* [Task item]: Print the entries exactly; no image belongs in the copy.
::: Given entries :::
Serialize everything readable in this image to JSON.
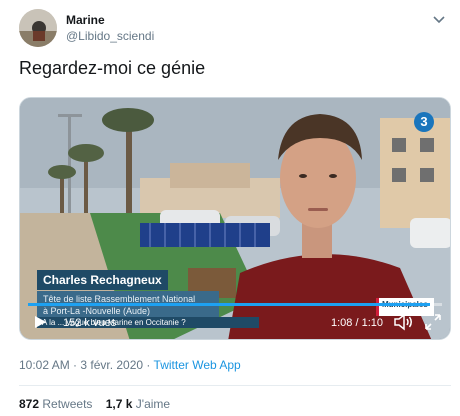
{
  "tweet": {
    "display_name": "Marine",
    "handle": "@Libido_sciendi",
    "text": "Regardez-moi ce génie",
    "timestamp": "10:02 AM · 3 févr. 2020",
    "source_separator": " · ",
    "source": "Twitter Web App",
    "retweets_count": "872",
    "retweets_label": "Retweets",
    "likes_count": "1,7 k",
    "likes_label": "J'aime"
  },
  "video": {
    "channel_logo": "3",
    "lower_third_name": "Charles Rechagneux",
    "lower_third_line1": "Tête de liste Rassemblement National",
    "lower_third_line2": "à Port-La -Nouvelle (Aude)",
    "ticker": "A la ... vague bleu Marine en Occitanie ?",
    "badge": "Municipales",
    "views": "152 k vues",
    "time_current": "1:08",
    "time_separator": " / ",
    "time_total": "1:10",
    "progress_fraction": 0.97
  },
  "colors": {
    "accent": "#1da1f2",
    "link": "#1b95e0",
    "muted": "#657786",
    "lower_third": "#1f4a66"
  },
  "icons": [
    "caret-down-icon",
    "play-icon",
    "volume-icon",
    "fullscreen-icon"
  ]
}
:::
* [Result of this exercise]:
Serialize everything readable in this image to JSON.
{
  "tweet": {
    "display_name": "Marine",
    "handle": "@Libido_sciendi",
    "text": "Regardez-moi ce génie",
    "timestamp": "10:02 AM · 3 févr. 2020",
    "source_separator": " · ",
    "source": "Twitter Web App",
    "retweets_count": "872",
    "retweets_label": "Retweets",
    "likes_count": "1,7 k",
    "likes_label": "J'aime"
  },
  "video": {
    "channel_logo": "3",
    "lower_third_name": "Charles Rechagneux",
    "lower_third_line1": "Tête de liste Rassemblement National",
    "lower_third_line2": "à Port-La -Nouvelle (Aude)",
    "ticker": "A la ... vague bleu Marine en Occitanie ?",
    "badge": "Municipales",
    "views": "152 k vues",
    "time_current": "1:08",
    "time_separator": " / ",
    "time_total": "1:10",
    "progress_fraction": 0.97
  },
  "colors": {
    "accent": "#1da1f2",
    "link": "#1b95e0",
    "muted": "#657786",
    "lower_third": "#1f4a66"
  },
  "icons": [
    "caret-down-icon",
    "play-icon",
    "volume-icon",
    "fullscreen-icon"
  ]
}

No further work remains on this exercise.